7. The author alleged that many sects exist during Asoka’s reign, which led him to be concerned that it could affect his rule, therefore he convened the Third Council (p229-230).
While it is true that the monastics had separated into many lineages, the circumstances which led to the Third Council is not due to this, but the infiltration of non-Buddhists into the monastic community (Sangha) in Buddhist monasteries, due to the generosity of King Asoka towards the Sangha, thus corrupting the Sangha and Buddhism. (Dipavamsa VII, Mahavamsa V)
8. While some scholars disagree, the Pali Commentaries maintain that the Abhidhamma was recited during the First Council. Regardless, it was certainly not introduced by Asoka as alleged by the author (p230 ). The Abhidhamma appears to be technical classification or elaborations of what is found in the suttas.

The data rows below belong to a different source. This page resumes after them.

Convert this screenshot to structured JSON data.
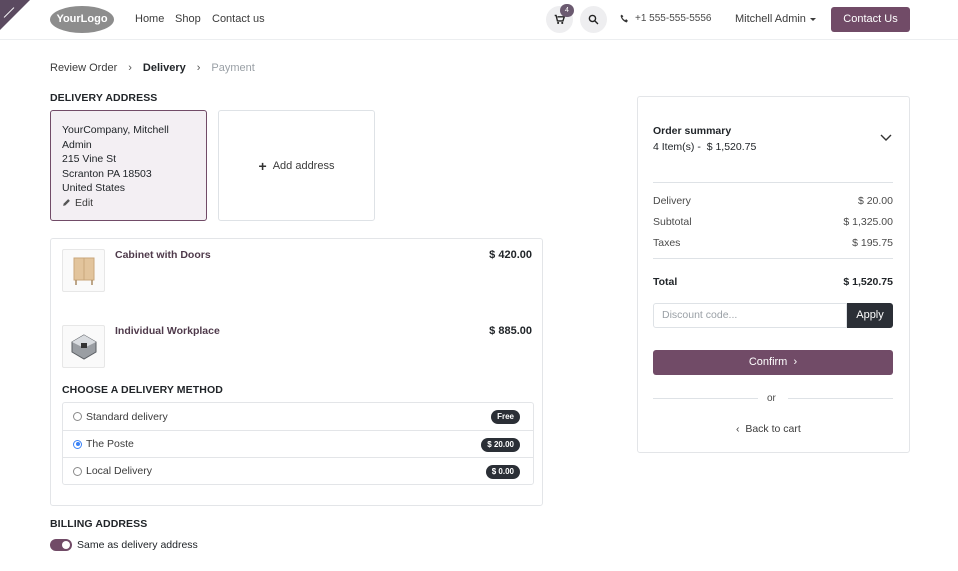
{
  "header": {
    "logo_text": "YourLogo",
    "nav": [
      "Home",
      "Shop",
      "Contact us"
    ],
    "cart_count": "4",
    "phone": "+1 555-555-5556",
    "user": "Mitchell Admin",
    "contact_button": "Contact Us"
  },
  "breadcrumb": [
    "Review Order",
    "Delivery",
    "Payment"
  ],
  "delivery_address": {
    "title": "DELIVERY ADDRESS",
    "name": "YourCompany, Mitchell Admin",
    "street": "215 Vine St",
    "city": "Scranton PA 18503",
    "country": "United States",
    "edit_label": "Edit",
    "add_label": "Add address"
  },
  "products": [
    {
      "name": "Cabinet with Doors",
      "price": "$ 420.00"
    },
    {
      "name": "Individual Workplace",
      "price": "$ 885.00"
    }
  ],
  "delivery_method": {
    "title": "CHOOSE A DELIVERY METHOD",
    "options": [
      {
        "label": "Standard delivery",
        "price": "Free",
        "selected": false
      },
      {
        "label": "The Poste",
        "price": "$ 20.00",
        "selected": true
      },
      {
        "label": "Local Delivery",
        "price": "$ 0.00",
        "selected": false
      }
    ]
  },
  "billing": {
    "title": "BILLING ADDRESS",
    "same_label": "Same as delivery address",
    "same_checked": true
  },
  "summary": {
    "title": "Order summary",
    "items": "4 Item(s) -",
    "items_total": "$ 1,520.75",
    "rows": [
      {
        "label": "Delivery",
        "value": "$ 20.00"
      },
      {
        "label": "Subtotal",
        "value": "$ 1,325.00"
      },
      {
        "label": "Taxes",
        "value": "$ 195.75"
      }
    ],
    "total_label": "Total",
    "total_value": "$ 1,520.75",
    "discount_placeholder": "Discount code...",
    "apply_label": "Apply",
    "confirm_label": "Confirm",
    "or_label": "or",
    "back_label": "Back to cart"
  },
  "colors": {
    "primary": "#714b67",
    "dark": "#2b2f36"
  }
}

9. The author also mentioned about Katthavathu, a text attributed to Mogaliputta-Tissa. It is interesting to note that the sectarian difference among the various schools are carefully gone through, but theism and content of the suttas are not the issues.
10. On p231, the author alleged that some of the monks expelled during the Third Council might be those who uphold the true teachings of the Buddha. This is not true. To begin with, those who were expelled weren’t even Buddhists. They were expelled based on the Brahmajala Sutta.
11. It is not true that Asoka had aligned Buddhism to his whims and fancy. Asoka was beset by guilt - his men had beheaded several Buddhist monks - and was referred to Moggaliputta-Tissa, who was on a solitary retreat in a mountain.
Asoka had to make three requests before Moggaliputta-Tissa agreed to return to meet Asoka. Moggaliputta-Tissa allayed his guilt, and later, convened the Third Council. It is unlikely that Asoka had any political interest. More likely, he was a genuine Buddhist, trying to set things right.
12. There is no Mahayana Vinaya as alleged by the author (p233). East Asian Buddhism follows the Dharmaguptaka Vinaya, while Tibetan Buddhism follows the Mulasarvastivada Vinaya. Dharmaguptaka and Mulasarvastivada stem from Sthaviravada.
13. With regards to the preservation of the Buddha’s teachings, he had instructed that monks, “should come together and recite them, setting meaning beside meaning and expression beside expression, without dissension, in order that this holy life may continue and be established for a long time for the profit and happiness of the many out of compassion for the world and for the benefit, profit and happiness of devas and humans.”( Pasadika Sutta, DN 29).
This is the origin of chanting which we still see today.
14. With regards to the author’s accusation that the Buddha’s teaching was distorted, we can be confident that the Pali Nikayas is not. An equivalent body of texts exists in Chinese, known as Agamas. The Chinese texts belonged to a different school that was located in a different part of India using a different Prakit than Pali. This particular body of texts then was Sanskritised before it was translated into Chinese.
Now both the traditions of the Pali Texts and the Chinese equivalent were separated by much distance, and importantly not interacting for over 2000 years, and it is obvious that both these bodies of texts separately under went a lot of handling before they found their final forms.
But when they are compared the correspondences are nothing short of remarkable, being often identical in the phrasing and wording in the doctrinal issues, and there are no doctrinal discrepancies. Doctrinal discrepancies are found in the secondary and later literature. The point is that the monastics who preserved the word of the Buddha took quite seriously the charge given them by the Buddha. -Mkini